- Caffeine is not good during pregnancy. Full stop.
- Most coffee is processed poorly, resulting in toxin accumulation, reduced nutrient quality, and more problems than benefits.
- Non-organic sources of caffeine, which are what most people use, are particularly susceptible to problems from heavy pesticide use.
- Most caffeine comes in a carrier that is full of sugar, additives, bad fats, and other garbage (I’m looking at you, Ms. double caramel macchiato with whip cream. And you, Mr. 24-oz Mega Monster).
- Don’t even get me started on caffeinated soda. There’s nothing more deadly to our bodies than liquid sugar, and diet soda is no better.
Neither of these lists are comprehensive, but I think they provide a good overview of the relative merits and demerits of caffeine and coffee. On the whole, it appears the most common issues with caffeine are related to the form it comes in.
Therefore, it is worth mentioning some alternative options for people who want the benefits of caffeine, but do not want the risk that comes with coffee and soda:
- Use organic whole-bean coffee that has been tested for toxins and grind it right before use. I hear good things about Purity coffee, which has been tested extensively.
- Take it black. If one of the largest issues with coffee is all of the sugar, artificial sweeteners, and cream people add to it, then one solution is to just drink it in its pure form. Good luck if you are new to coffee, though. Or if you are used to sugary coffee. It is an acquired taste, to be sure.
- Take it with raw, grass-fed milk or butter. That’s right, straight out of the cow’s udder, no pasteurization. We’re extremely fortunate here in Utah that we can buy it from a retail store like Redmond Heritage Farms in Orem. Many states also allow purchasing directly from dairy farmers. In the near future I’ll do a whole post or video on the amazing benefits of raw milk. It’s incredible.
- Take it green. By that, I mean drink green tea instead. Green tea has been shown to provide many of the same benefits of coffee with much lower risk. There’s even some evidence that it provides a much smoother boost of energy with much less of a crash later.

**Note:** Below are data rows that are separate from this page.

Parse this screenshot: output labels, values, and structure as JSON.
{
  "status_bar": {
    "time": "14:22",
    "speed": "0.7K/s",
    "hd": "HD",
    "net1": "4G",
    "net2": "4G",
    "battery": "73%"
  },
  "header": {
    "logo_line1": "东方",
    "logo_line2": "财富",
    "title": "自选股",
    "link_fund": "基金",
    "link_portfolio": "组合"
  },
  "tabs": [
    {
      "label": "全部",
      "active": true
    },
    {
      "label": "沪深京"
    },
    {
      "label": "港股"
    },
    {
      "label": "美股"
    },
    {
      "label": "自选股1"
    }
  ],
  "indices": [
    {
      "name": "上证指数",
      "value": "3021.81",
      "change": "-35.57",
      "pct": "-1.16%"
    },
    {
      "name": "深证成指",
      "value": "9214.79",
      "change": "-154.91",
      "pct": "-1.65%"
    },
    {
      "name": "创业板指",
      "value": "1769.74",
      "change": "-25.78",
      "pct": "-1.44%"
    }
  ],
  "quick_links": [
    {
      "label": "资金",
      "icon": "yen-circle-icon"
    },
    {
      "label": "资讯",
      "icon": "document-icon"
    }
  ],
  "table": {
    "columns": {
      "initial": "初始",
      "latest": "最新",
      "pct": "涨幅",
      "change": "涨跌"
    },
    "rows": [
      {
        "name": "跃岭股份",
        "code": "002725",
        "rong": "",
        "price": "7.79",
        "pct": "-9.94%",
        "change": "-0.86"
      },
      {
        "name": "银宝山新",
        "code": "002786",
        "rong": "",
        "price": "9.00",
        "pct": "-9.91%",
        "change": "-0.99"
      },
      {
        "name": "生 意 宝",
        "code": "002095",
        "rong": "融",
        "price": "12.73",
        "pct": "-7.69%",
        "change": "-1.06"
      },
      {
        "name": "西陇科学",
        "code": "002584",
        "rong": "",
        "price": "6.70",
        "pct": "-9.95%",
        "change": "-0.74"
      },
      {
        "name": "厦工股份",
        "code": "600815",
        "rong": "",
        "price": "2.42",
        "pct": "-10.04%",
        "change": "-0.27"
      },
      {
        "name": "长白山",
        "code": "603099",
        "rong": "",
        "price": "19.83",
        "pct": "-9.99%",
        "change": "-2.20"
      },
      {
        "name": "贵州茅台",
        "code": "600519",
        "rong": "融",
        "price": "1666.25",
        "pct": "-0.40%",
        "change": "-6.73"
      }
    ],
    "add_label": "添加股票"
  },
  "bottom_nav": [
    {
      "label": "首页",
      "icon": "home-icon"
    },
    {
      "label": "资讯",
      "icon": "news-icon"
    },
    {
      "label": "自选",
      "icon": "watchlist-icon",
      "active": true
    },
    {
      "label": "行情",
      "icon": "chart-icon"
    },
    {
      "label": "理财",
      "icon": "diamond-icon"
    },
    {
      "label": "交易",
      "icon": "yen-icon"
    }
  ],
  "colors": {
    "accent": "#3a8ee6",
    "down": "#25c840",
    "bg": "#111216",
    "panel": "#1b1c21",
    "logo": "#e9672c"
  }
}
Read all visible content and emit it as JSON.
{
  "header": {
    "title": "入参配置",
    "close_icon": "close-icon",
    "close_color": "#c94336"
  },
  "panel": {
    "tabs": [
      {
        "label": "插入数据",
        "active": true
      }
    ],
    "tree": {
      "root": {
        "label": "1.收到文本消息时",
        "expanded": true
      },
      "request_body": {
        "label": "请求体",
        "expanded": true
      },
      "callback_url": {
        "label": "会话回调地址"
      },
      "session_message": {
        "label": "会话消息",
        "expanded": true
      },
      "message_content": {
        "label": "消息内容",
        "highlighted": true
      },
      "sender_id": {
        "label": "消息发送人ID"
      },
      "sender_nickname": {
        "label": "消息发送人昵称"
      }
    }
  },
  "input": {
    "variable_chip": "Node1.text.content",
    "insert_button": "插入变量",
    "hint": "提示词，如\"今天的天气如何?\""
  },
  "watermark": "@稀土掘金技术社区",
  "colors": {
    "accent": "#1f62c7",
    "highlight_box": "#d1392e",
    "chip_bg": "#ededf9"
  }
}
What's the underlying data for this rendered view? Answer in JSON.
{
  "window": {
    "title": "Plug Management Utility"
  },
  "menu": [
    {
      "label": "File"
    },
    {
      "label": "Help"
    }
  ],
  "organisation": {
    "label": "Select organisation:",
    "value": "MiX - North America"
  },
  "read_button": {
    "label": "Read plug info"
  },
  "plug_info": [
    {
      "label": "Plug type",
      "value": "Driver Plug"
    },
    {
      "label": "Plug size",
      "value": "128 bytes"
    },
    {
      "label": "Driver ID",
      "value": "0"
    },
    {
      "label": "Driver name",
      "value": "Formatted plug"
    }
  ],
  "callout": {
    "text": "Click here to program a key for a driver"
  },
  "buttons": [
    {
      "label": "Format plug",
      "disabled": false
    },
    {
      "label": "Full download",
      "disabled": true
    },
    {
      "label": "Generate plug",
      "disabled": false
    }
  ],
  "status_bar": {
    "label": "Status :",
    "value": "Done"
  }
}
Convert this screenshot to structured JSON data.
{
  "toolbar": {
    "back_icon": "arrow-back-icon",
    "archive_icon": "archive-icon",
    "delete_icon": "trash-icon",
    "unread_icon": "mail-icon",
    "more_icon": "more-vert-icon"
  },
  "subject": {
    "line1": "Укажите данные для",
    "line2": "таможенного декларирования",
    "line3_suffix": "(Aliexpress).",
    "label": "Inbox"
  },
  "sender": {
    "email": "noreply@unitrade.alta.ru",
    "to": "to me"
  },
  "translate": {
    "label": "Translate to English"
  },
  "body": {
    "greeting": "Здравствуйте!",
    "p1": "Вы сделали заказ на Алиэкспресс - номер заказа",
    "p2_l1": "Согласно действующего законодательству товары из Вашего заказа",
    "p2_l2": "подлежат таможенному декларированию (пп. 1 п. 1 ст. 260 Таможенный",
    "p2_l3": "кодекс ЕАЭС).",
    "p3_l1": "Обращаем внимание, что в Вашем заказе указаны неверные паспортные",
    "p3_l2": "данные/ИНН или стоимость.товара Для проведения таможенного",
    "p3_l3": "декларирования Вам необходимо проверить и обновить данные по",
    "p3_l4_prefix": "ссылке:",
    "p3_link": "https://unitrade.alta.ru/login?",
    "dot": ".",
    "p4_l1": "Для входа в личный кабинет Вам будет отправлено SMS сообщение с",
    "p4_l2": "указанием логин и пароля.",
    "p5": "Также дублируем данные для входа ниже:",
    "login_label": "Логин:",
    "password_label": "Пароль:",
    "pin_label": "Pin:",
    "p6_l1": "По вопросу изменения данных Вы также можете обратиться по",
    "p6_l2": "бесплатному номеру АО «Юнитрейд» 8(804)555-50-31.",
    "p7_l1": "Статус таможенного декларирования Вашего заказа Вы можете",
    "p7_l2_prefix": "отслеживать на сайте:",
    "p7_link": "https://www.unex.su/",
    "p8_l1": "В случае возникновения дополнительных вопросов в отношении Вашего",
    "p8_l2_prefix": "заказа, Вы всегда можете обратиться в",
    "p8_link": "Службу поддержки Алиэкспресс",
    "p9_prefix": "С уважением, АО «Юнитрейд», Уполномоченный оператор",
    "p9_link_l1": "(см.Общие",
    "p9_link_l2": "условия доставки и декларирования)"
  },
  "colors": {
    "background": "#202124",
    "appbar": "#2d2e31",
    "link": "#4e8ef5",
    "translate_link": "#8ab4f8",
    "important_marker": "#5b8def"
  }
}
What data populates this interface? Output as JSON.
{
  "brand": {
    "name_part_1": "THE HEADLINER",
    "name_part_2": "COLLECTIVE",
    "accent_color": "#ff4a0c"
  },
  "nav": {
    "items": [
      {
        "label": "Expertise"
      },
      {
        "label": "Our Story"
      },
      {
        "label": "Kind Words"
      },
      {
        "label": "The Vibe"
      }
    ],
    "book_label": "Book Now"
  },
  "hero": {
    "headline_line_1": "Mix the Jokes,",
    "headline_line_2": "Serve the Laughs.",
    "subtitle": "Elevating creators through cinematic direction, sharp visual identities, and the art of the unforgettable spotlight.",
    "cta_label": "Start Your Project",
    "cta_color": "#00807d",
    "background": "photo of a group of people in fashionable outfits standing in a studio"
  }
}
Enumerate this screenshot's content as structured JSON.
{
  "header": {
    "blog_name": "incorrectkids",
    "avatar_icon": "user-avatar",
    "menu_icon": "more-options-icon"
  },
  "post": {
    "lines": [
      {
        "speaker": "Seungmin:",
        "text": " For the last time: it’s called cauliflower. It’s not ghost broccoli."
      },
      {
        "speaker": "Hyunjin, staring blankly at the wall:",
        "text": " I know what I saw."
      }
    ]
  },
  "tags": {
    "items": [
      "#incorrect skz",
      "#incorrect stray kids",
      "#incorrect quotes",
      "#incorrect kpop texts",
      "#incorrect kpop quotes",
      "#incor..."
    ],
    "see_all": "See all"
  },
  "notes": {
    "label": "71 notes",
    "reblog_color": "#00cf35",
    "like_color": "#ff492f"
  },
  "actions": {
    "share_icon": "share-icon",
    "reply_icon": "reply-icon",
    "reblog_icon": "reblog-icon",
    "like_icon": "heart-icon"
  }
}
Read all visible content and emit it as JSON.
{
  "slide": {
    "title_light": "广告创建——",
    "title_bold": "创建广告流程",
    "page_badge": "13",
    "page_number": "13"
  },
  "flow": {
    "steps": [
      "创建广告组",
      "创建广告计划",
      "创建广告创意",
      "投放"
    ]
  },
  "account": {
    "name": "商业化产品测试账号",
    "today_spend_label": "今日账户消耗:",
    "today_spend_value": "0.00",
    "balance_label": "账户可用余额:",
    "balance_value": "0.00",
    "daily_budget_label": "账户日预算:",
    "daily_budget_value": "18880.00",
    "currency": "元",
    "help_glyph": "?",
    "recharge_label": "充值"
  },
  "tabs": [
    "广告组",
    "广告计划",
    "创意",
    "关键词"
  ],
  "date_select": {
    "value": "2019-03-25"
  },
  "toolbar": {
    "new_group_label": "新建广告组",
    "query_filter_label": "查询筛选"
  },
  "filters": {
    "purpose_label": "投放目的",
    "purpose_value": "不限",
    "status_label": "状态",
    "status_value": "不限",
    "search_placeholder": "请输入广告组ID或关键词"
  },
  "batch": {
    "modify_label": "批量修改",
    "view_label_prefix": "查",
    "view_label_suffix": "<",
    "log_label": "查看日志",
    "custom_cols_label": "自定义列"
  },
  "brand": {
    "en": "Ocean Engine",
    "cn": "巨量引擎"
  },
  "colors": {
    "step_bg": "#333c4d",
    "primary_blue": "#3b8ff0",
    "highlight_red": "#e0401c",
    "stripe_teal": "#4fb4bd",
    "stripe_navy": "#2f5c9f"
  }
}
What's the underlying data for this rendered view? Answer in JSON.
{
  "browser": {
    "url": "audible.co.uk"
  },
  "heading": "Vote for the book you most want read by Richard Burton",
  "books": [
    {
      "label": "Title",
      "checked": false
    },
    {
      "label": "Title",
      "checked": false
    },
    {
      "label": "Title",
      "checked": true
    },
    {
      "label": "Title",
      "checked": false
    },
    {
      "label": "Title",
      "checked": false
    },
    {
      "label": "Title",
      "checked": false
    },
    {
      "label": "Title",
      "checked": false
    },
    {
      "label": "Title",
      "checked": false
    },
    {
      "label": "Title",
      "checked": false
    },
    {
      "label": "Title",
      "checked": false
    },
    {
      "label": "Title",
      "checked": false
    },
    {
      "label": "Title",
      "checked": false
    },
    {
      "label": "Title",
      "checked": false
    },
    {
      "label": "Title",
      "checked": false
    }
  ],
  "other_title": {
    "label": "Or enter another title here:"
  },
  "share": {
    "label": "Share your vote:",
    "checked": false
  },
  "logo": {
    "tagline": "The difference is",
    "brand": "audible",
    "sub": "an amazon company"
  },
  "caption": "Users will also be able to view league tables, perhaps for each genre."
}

- Switch it up. Regardless of how you get your caffeine, everyone should take breaks and allow their body to get back to a balanced state to avoid over-dependence on caffeine.
- Just say no. There’s nothing wrong with not drinking caffeine, especially if doing so would violate your religious or moral code. It’s important to keep in mind that all of the studies showing that caffeine boosts longevity are observational. That is, they know that people who drink caffeine live longer, but they don’t know if it is because they drink caffeine or if there is something else going on. Personally, I feel confident that an otherwise healthy person who abstains from caffeine is going to do just fine in the longevity department.
There are a lot of factors to consider with caffeine. Ultimately, my decision to experiment with it again was based on my enjoyment of it. As I type this, I am experiencing a very pleasant surge of energy and positive feelings from caffeine. I find that it makes me more productive and happier. Some of my favorite rituals, which I consider a vital part of my spiritual well-being, involve caffeine.
Just as in my case, caffeine use is a personal decision. Hopefully this caffeine-fueled post has given you some food for thought, particularly around whether you believe caffeine is worthwhile and how you can do it in a healthier way.
What do you think? As always, I would love to further discuss this or any other topic with you. You can comment on this post, reach out via Facebook Messenger, email me, or call/text us at (801) 810-1420. If you want access to several free health and wellness webinars, just enter your email here.
Tristin Roney is the husband of one of Provo Health’s founders and owners, Juanique Roney. He volunteers his time to educate people about health and nutrition, advocate for patients, and help everyone know they aren’t alone in their quest to live a better life.
Where are the references? You may have noticed the lack of references in this post. They are coming, but we thought it would be better to get the information out while we work on adding the references, rather than making everyone wait.